- Input:
◆ ◆ ◆ ◆

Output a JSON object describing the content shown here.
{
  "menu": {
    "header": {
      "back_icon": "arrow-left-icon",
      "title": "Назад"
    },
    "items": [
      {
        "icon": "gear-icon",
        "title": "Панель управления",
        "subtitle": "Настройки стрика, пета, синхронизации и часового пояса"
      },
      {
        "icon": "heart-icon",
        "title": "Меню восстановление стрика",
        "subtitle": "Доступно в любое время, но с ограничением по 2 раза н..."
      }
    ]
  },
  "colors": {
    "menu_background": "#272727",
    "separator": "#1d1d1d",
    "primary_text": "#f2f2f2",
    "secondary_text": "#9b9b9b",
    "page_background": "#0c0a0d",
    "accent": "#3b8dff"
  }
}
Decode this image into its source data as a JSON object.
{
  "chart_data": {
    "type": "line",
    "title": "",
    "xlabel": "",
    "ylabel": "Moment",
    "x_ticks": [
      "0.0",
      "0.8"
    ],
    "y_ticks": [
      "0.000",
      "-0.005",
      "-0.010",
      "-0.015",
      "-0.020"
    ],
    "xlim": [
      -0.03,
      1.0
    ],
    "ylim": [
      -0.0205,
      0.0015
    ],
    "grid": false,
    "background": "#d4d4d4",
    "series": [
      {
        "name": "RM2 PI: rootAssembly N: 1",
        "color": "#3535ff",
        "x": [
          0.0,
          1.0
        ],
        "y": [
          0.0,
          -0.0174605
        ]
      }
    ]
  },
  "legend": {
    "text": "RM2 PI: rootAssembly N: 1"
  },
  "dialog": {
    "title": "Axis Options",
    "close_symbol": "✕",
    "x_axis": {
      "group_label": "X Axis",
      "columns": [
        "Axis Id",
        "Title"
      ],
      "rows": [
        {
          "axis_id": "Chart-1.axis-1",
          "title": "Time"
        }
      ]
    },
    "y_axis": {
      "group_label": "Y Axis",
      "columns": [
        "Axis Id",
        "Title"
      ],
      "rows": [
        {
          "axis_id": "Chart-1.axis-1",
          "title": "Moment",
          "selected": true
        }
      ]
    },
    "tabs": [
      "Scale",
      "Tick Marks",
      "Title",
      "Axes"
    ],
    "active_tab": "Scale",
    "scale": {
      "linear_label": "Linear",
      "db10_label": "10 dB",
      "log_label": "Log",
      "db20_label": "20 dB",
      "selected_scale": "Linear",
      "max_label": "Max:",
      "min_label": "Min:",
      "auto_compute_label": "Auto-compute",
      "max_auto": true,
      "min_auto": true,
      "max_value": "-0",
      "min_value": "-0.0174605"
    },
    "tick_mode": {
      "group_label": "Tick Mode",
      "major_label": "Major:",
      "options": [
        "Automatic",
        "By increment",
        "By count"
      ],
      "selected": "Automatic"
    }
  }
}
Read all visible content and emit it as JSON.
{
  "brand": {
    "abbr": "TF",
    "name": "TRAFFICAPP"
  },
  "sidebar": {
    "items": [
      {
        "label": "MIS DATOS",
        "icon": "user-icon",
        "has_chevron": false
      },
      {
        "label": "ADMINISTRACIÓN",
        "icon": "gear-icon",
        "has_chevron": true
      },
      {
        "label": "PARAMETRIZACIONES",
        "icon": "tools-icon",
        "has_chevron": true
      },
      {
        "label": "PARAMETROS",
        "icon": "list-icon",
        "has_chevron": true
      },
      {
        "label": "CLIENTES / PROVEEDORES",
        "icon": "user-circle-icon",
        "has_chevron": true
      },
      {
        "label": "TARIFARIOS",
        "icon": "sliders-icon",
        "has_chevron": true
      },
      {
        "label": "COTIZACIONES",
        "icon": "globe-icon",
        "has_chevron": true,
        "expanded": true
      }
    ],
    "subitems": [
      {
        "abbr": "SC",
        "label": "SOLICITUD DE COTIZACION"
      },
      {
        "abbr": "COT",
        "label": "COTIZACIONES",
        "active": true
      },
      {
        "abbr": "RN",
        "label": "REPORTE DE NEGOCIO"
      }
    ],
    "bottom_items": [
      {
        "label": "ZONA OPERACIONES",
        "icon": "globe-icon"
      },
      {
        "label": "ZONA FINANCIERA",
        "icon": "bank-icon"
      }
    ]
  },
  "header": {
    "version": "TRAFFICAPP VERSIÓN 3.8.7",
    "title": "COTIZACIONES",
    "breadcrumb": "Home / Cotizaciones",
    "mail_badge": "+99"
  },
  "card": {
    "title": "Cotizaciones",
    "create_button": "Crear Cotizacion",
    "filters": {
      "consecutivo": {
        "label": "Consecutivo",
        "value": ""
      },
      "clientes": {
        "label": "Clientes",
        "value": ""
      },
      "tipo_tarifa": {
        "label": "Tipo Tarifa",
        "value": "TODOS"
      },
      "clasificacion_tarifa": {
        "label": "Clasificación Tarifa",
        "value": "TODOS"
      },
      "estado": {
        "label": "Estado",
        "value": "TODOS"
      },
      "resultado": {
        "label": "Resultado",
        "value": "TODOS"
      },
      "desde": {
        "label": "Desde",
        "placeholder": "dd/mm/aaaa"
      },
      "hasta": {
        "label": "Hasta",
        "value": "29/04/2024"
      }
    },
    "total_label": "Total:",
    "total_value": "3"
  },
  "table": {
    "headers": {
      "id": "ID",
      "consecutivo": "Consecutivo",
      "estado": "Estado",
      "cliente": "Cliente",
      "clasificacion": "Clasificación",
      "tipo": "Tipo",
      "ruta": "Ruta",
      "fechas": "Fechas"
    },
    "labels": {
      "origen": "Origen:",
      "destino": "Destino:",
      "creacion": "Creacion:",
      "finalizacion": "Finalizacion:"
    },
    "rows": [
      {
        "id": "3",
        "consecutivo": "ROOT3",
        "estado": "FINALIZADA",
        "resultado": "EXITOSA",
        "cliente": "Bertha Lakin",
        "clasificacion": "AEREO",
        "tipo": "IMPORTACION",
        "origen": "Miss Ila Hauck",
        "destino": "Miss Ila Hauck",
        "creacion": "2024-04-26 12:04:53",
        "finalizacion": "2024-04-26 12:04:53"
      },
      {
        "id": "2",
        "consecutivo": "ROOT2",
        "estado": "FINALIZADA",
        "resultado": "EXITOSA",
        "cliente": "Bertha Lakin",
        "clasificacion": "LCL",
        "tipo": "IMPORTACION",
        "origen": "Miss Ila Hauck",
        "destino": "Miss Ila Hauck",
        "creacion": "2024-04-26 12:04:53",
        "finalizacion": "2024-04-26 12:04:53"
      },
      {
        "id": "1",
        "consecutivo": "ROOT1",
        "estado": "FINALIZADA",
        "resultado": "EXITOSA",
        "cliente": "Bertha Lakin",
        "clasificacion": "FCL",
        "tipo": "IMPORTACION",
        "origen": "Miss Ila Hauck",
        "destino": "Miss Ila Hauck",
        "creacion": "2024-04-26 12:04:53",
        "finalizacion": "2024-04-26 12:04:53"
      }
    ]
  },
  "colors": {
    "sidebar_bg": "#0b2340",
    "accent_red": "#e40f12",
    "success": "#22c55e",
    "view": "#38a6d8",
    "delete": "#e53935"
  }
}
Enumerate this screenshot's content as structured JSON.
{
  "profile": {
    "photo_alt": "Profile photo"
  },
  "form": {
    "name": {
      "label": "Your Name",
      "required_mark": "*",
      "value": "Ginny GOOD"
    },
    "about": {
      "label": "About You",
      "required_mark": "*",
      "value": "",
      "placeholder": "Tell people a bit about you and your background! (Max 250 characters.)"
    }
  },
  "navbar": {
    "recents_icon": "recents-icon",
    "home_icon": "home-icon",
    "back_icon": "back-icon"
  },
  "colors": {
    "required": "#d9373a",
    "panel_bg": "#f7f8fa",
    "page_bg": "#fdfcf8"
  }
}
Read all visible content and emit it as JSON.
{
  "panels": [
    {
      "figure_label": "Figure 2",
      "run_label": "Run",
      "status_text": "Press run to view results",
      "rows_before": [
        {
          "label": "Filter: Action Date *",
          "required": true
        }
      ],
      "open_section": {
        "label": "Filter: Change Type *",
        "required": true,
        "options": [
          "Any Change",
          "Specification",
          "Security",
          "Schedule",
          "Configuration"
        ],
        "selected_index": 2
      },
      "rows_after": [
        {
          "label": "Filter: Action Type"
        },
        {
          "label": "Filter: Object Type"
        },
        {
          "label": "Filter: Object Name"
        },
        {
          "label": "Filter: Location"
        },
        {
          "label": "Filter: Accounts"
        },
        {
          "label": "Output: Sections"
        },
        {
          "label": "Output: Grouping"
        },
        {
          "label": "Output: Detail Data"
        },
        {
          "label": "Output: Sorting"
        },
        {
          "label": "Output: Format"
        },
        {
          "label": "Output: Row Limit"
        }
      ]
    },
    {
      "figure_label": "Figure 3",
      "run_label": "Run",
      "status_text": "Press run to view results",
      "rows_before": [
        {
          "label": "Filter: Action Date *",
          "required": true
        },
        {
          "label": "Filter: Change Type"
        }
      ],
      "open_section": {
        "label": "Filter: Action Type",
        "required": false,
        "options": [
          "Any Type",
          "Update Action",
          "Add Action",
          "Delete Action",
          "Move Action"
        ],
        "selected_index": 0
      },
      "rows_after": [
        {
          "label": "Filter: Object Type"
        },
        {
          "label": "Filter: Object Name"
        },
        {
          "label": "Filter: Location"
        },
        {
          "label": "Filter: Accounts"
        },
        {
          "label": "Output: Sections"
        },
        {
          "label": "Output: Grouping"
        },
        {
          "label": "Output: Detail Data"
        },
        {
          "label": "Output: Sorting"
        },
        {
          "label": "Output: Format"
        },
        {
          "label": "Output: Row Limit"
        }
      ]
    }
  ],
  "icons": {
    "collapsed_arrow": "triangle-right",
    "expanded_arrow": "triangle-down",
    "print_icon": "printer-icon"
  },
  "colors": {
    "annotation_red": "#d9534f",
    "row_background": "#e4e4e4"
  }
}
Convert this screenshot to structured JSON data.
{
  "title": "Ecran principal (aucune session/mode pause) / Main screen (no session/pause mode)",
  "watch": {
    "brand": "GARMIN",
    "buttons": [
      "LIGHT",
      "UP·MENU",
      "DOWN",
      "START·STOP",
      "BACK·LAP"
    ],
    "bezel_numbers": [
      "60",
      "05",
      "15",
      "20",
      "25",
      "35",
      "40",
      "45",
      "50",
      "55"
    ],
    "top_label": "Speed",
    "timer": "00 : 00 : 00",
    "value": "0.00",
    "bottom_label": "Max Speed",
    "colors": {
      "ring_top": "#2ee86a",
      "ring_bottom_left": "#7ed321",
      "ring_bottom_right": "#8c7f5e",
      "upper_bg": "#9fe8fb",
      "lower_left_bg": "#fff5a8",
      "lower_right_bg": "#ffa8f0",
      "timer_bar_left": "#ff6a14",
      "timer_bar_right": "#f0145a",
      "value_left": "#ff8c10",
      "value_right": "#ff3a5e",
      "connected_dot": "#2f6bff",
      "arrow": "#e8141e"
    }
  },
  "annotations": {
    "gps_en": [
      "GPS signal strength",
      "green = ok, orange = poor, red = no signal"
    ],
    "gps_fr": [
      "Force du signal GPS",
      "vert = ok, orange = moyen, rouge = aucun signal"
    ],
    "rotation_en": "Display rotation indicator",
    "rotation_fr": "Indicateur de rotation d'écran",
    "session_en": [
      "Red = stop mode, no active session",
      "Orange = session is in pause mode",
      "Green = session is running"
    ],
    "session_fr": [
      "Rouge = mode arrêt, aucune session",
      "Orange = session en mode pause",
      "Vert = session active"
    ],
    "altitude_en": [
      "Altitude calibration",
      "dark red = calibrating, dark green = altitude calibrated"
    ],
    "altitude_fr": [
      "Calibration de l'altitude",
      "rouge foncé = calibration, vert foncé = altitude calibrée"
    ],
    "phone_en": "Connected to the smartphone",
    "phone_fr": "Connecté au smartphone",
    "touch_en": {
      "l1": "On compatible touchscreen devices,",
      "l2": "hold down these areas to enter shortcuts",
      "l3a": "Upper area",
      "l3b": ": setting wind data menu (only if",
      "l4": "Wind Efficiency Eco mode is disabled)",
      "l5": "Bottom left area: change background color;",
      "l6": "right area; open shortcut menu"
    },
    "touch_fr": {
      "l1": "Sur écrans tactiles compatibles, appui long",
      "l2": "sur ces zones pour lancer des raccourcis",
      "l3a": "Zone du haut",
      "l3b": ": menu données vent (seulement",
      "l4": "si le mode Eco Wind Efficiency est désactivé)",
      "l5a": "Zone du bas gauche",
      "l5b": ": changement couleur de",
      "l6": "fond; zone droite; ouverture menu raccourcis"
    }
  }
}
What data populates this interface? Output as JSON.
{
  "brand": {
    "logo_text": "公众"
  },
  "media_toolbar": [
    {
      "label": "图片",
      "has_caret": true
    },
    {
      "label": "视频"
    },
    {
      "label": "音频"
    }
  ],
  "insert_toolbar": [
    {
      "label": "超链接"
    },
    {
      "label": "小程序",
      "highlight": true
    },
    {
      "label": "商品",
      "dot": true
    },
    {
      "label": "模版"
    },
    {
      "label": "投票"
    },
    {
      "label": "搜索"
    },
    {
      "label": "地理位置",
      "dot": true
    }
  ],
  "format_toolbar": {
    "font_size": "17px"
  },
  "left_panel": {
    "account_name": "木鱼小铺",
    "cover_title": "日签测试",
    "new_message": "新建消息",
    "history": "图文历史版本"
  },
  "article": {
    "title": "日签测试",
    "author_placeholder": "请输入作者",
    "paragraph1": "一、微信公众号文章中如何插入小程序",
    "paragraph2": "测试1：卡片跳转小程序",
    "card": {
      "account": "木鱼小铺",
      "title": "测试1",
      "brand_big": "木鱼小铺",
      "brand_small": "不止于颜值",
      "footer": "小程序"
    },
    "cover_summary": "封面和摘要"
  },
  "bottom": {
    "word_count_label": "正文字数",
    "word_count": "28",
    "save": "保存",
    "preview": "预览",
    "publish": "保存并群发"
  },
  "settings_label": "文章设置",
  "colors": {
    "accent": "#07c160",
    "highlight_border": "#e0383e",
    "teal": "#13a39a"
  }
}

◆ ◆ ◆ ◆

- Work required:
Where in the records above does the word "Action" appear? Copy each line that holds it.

- Exercise solution:
          "label": "Filter: Action Date *",
          "label": "Filter: Action Type"
          "label": "Filter: Action Date *",
        "label": "Filter: Action Type",
          "Update Action",
          "Add Action",
          "Delete Action",
          "Move Action"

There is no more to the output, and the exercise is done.